[Items from an interface collection]

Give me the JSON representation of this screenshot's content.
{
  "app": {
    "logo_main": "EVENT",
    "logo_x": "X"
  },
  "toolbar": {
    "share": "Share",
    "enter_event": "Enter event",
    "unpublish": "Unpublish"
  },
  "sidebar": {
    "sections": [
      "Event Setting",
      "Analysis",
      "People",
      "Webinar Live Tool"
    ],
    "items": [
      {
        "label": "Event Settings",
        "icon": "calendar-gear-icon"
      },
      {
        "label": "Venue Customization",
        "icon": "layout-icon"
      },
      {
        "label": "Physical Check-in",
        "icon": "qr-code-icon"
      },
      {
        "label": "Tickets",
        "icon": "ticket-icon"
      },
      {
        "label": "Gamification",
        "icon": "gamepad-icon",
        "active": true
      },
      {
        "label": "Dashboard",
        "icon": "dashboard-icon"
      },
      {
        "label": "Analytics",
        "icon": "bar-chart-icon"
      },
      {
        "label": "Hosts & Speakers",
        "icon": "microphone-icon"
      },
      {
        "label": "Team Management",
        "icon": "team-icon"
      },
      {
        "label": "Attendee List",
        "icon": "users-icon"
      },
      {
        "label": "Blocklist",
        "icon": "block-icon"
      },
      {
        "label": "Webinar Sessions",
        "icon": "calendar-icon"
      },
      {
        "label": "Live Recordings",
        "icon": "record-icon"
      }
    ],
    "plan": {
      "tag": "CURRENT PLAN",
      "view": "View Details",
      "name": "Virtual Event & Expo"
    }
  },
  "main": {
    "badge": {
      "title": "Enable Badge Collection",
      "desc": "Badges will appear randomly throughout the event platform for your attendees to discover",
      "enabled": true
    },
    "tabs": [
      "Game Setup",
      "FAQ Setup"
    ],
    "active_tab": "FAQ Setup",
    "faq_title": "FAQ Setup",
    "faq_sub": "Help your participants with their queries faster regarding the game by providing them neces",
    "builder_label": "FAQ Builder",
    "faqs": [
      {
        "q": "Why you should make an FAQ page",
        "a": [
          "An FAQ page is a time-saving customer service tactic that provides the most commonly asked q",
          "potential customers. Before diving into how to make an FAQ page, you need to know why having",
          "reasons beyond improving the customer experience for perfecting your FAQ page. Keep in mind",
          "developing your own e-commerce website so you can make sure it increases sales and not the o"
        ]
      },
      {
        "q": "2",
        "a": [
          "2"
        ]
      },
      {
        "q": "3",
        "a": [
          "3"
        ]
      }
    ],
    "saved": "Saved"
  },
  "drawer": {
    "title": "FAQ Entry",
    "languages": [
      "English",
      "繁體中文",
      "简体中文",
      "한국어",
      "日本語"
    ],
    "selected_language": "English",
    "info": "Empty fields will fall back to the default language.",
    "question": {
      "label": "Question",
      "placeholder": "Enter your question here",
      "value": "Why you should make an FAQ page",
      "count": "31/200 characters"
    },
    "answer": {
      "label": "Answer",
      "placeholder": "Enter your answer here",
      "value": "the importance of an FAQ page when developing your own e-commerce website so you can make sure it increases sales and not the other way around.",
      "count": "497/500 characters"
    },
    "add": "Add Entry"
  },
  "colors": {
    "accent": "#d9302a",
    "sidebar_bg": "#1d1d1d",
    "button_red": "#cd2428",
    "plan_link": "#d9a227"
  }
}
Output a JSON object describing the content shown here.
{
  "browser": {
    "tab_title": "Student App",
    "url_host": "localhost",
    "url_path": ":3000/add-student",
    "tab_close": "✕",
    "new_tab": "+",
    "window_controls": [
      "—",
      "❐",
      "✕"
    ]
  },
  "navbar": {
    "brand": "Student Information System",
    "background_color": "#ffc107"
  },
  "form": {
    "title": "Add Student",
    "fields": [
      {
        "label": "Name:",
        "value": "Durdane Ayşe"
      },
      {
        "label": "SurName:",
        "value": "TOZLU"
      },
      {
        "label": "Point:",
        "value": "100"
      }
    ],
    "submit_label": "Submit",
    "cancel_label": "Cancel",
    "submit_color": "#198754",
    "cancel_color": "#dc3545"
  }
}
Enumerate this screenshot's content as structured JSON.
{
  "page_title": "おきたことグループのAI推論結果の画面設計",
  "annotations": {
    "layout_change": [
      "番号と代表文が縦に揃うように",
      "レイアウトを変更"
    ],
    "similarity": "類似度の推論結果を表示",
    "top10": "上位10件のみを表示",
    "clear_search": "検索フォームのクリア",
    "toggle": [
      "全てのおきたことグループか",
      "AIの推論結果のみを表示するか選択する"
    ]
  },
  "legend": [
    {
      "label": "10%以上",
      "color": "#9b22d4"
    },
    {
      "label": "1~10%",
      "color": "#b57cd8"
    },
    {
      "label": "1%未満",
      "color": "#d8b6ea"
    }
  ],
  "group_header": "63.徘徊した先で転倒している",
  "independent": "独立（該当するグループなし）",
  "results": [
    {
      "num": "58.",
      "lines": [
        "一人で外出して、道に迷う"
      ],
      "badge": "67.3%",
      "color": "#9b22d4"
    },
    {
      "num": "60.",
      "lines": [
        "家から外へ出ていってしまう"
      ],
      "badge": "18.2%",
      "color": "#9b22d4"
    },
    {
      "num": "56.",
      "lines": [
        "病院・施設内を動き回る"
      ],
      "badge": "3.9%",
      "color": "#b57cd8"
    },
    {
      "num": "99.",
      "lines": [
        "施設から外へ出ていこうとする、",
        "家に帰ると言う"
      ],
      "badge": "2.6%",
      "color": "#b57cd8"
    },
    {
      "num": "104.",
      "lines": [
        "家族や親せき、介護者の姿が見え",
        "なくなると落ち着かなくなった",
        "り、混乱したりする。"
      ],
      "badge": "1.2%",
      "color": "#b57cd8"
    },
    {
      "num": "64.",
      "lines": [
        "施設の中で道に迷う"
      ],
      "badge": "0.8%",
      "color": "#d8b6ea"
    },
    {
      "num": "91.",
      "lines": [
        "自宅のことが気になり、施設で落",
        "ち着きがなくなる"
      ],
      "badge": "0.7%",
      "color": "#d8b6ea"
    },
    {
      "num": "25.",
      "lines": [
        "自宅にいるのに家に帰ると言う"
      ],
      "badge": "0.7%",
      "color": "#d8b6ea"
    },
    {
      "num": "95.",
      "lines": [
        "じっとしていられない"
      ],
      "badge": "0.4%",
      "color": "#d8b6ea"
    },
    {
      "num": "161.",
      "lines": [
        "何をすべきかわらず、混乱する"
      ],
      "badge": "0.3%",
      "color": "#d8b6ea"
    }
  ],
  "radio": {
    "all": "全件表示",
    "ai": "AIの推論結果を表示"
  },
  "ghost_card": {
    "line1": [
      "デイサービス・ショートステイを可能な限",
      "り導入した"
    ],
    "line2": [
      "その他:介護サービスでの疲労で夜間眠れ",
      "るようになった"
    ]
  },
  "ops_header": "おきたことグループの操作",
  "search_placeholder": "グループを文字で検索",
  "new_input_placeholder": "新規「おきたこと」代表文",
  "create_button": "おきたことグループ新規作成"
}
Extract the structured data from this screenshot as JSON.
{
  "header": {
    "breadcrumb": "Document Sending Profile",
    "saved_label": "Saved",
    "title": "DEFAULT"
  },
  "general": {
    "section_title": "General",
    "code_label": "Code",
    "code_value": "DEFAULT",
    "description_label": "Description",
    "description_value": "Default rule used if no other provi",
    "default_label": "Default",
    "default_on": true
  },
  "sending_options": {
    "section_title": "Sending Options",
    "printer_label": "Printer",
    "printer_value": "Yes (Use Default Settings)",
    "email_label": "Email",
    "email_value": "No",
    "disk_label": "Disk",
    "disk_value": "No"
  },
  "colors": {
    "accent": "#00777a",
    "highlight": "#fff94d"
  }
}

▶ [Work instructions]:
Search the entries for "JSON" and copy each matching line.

▶ [The answer]:
Give me the JSON representation of this screenshot's content.
Output a JSON object describing the content shown here.
Enumerate this screenshot's content as structured JSON.
Extract the structured data from this screenshot as JSON.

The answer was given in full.